It seems to be very lightweight; already runs on Linux; and it's based upon a new architectural design, and a brand new rendering engine. It shouldn't be too much of a hassle to build, time/dependencies-wise.
I couldn't understand much more of the Kanji-heavy text.
In fact, I managed to obtain a reader compatible with ISO14443-A/B cards (as used by European PayPass/PayWave, and public transport card implementations), and FeliCa (as used by Japanese payment systems) for about GBP35 from a Belgian online store, and a prepaid PayPass card for GBP5, ages ago; and successfully managed to read data from the card under Linux using a modified version of some scripts supplied with LibNFC.
I even discovered that it was possible to open the reader's case, remove the Secure Application Module card, and either insert a GSM SIM card, or hold an EMV card's contacts to the contacts on the device, in order to read data from it.

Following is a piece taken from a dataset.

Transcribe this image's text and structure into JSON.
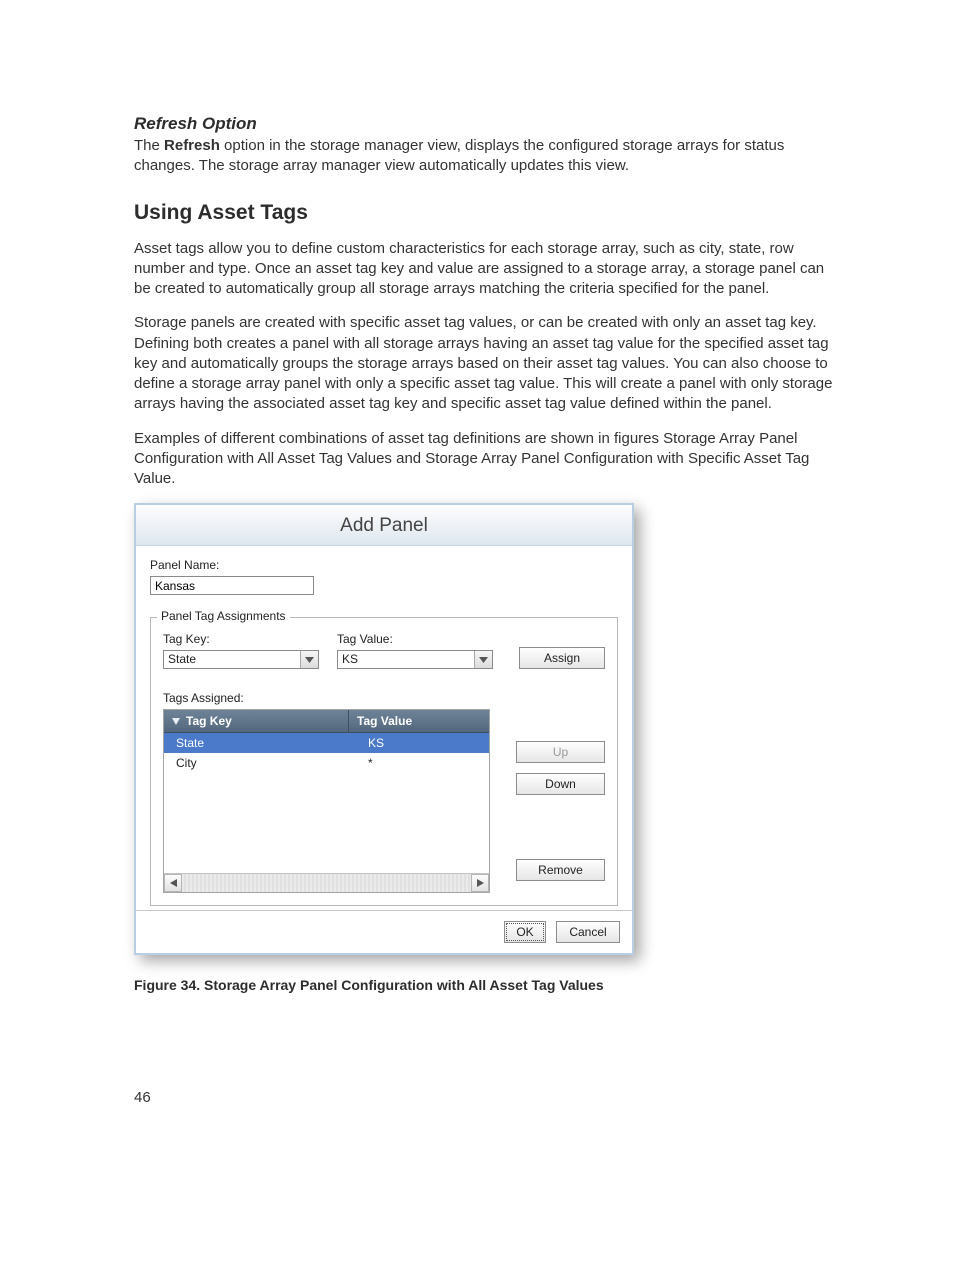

It seems that was probably one of the earliest cases regarding the legitimacy of API cloning (GH tried to implement a "ThreadX"-compatible API on top of one of their proprietary RTOSes), and eventually lead to Green Hills winning against ExpressLogic (see http://www.zdnet.com/blog/gardner/ruling-expressly-denies-express-logic-its-copyrighted-api-logic/2530).
That said, I also thought of the Sony vs Connectix case - but there, Connectix used reverse-engineered PlayStation BIOS code heavily in their own product, if I remember correctly.